Assignment:
Without the pictures, return each record as it appears.

Element data from apps and pages
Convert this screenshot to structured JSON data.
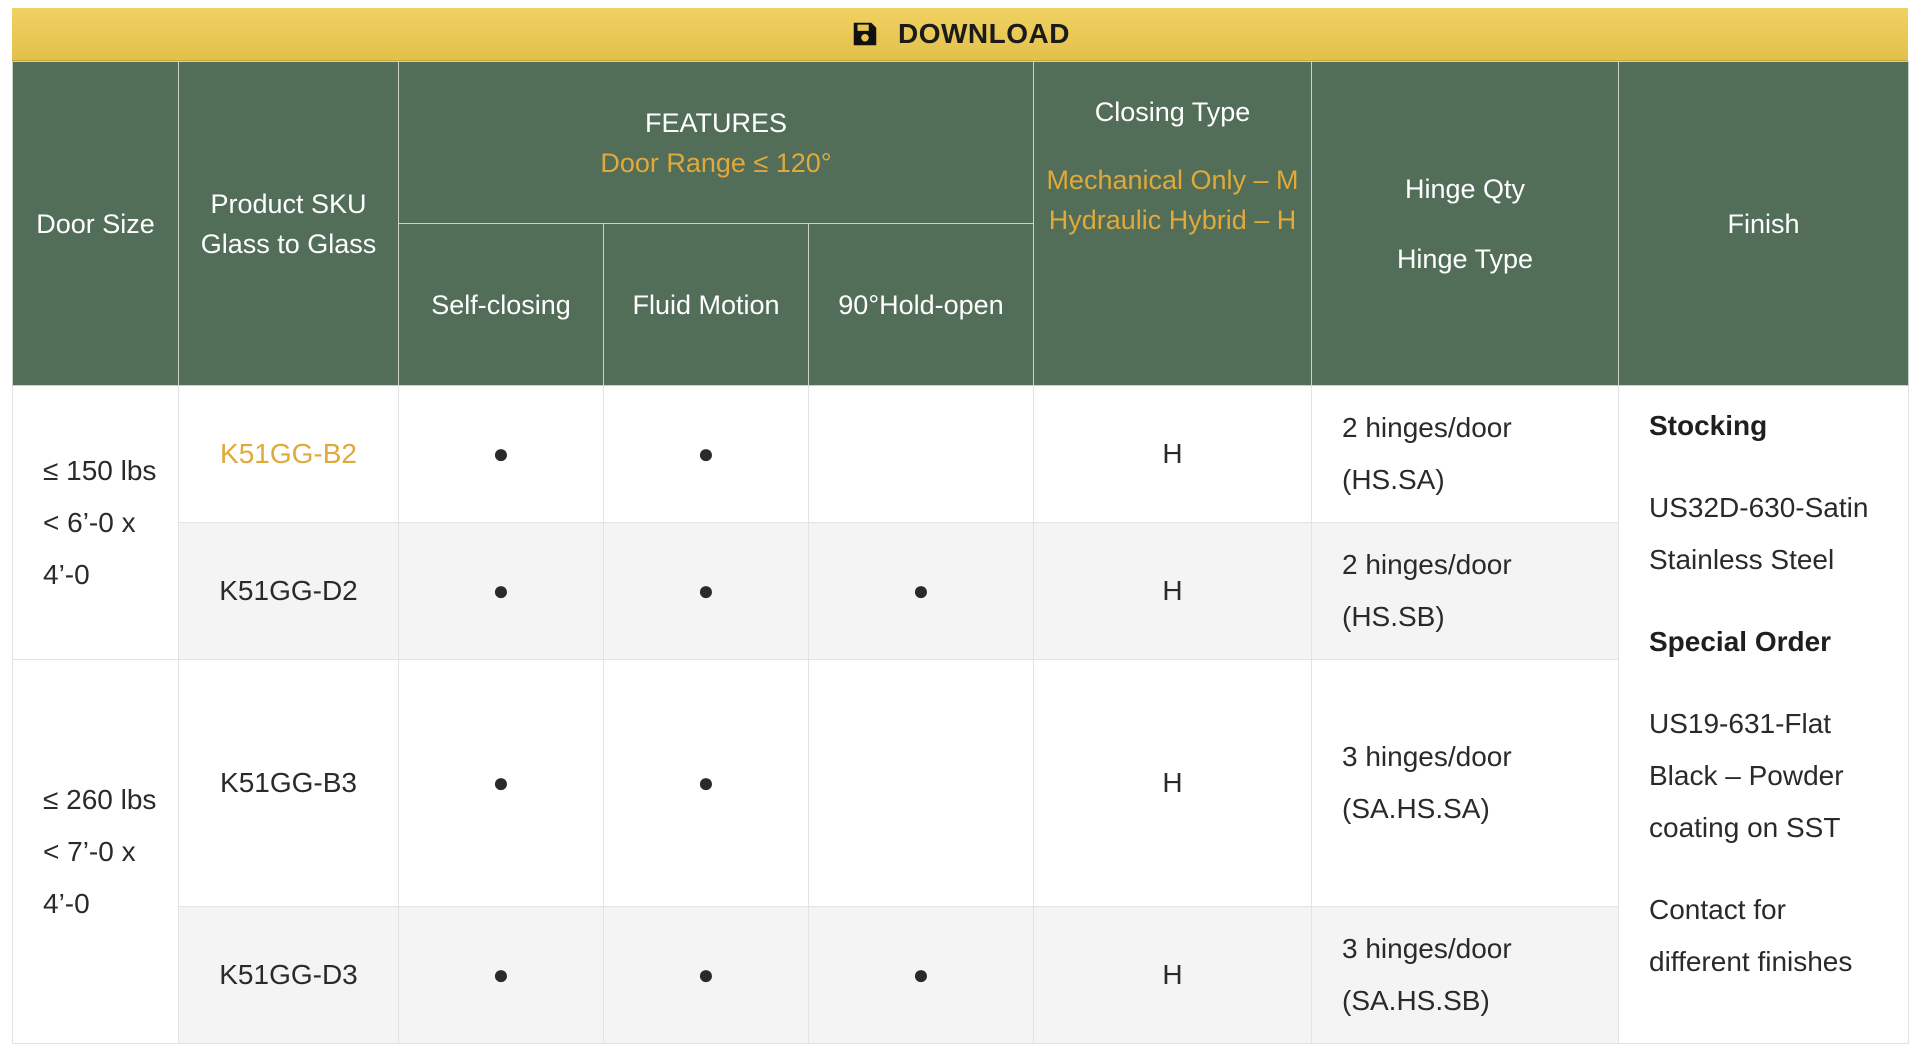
{
  "download": {
    "label": "DOWNLOAD",
    "icon": "floppy-disk-icon"
  },
  "colors": {
    "header_bg": "#526d58",
    "accent": "#e0a93a",
    "download_bg": "#e8c652"
  },
  "headers": {
    "door_size": "Door Size",
    "sku": "Product SKU Glass to Glass",
    "features": "FEATURES",
    "door_range": "Door Range ≤ 120°",
    "self_closing": "Self-closing",
    "fluid_motion": "Fluid Motion",
    "hold_open": "90°Hold-open",
    "closing_type": "Closing Type",
    "closing_mechanical": "Mechanical Only – M",
    "closing_hydraulic": "Hydraulic Hybrid – H",
    "hinge_qty": "Hinge Qty",
    "hinge_type": "Hinge Type",
    "finish": "Finish"
  },
  "groups": [
    {
      "weight": "≤ 150 lbs",
      "size": "< 6’-0 x 4’-0"
    },
    {
      "weight": "≤ 260 lbs",
      "size": "< 7’-0 x 4’-0"
    }
  ],
  "rows": [
    {
      "sku": "K51GG-B2",
      "self_closing": "●",
      "fluid_motion": "●",
      "hold_open": "",
      "closing": "H",
      "hinge_qty": "2 hinges/door",
      "hinge_type": "(HS.SA)"
    },
    {
      "sku": "K51GG-D2",
      "self_closing": "●",
      "fluid_motion": "●",
      "hold_open": "●",
      "closing": "H",
      "hinge_qty": "2 hinges/door",
      "hinge_type": "(HS.SB)"
    },
    {
      "sku": "K51GG-B3",
      "self_closing": "●",
      "fluid_motion": "●",
      "hold_open": "",
      "closing": "H",
      "hinge_qty": "3 hinges/door",
      "hinge_type": "(SA.HS.SA)"
    },
    {
      "sku": "K51GG-D3",
      "self_closing": "●",
      "fluid_motion": "●",
      "hold_open": "●",
      "closing": "H",
      "hinge_qty": "3 hinges/door",
      "hinge_type": "(SA.HS.SB)"
    }
  ],
  "finish": {
    "stocking_label": "Stocking",
    "stocking_value": "US32D-630-Satin Stainless Steel",
    "special_label": "Special Order",
    "special_value": "US19-631-Flat Black – Powder coating on SST",
    "contact": "Contact for different finishes"
  }
}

Response to this exercise:
Convert this screenshot to structured JSON data.
{
  "download": {
    "label": "DOWNLOAD",
    "icon": "floppy-disk-icon"
  },
  "colors": {
    "header_bg": "#526d58",
    "accent": "#e0a93a",
    "download_bg": "#e8c652"
  },
  "headers": {
    "door_size": "Door Size",
    "sku": "Product SKU Glass to Glass",
    "features": "FEATURES",
    "door_range": "Door Range ≤ 120°",
    "self_closing": "Self-closing",
    "fluid_motion": "Fluid Motion",
    "hold_open": "90°Hold-open",
    "closing_type": "Closing Type",
    "closing_mechanical": "Mechanical Only – M",
    "closing_hydraulic": "Hydraulic Hybrid – H",
    "hinge_qty": "Hinge Qty",
    "hinge_type": "Hinge Type",
    "finish": "Finish"
  },
  "groups": [
    {
      "weight": "≤ 150 lbs",
      "size": "< 6’-0 x 4’-0"
    },
    {
      "weight": "≤ 260 lbs",
      "size": "< 7’-0 x 4’-0"
    }
  ],
  "rows": [
    {
      "sku": "K51GG-B2",
      "self_closing": "●",
      "fluid_motion": "●",
      "hold_open": "",
      "closing": "H",
      "hinge_qty": "2 hinges/door",
      "hinge_type": "(HS.SA)"
    },
    {
      "sku": "K51GG-D2",
      "self_closing": "●",
      "fluid_motion": "●",
      "hold_open": "●",
      "closing": "H",
      "hinge_qty": "2 hinges/door",
      "hinge_type": "(HS.SB)"
    },
    {
      "sku": "K51GG-B3",
      "self_closing": "●",
      "fluid_motion": "●",
      "hold_open": "",
      "closing": "H",
      "hinge_qty": "3 hinges/door",
      "hinge_type": "(SA.HS.SA)"
    },
    {
      "sku": "K51GG-D3",
      "self_closing": "●",
      "fluid_motion": "●",
      "hold_open": "●",
      "closing": "H",
      "hinge_qty": "3 hinges/door",
      "hinge_type": "(SA.HS.SB)"
    }
  ],
  "finish": {
    "stocking_label": "Stocking",
    "stocking_value": "US32D-630-Satin Stainless Steel",
    "special_label": "Special Order",
    "special_value": "US19-631-Flat Black – Powder coating on SST",
    "contact": "Contact for different finishes"
  }
}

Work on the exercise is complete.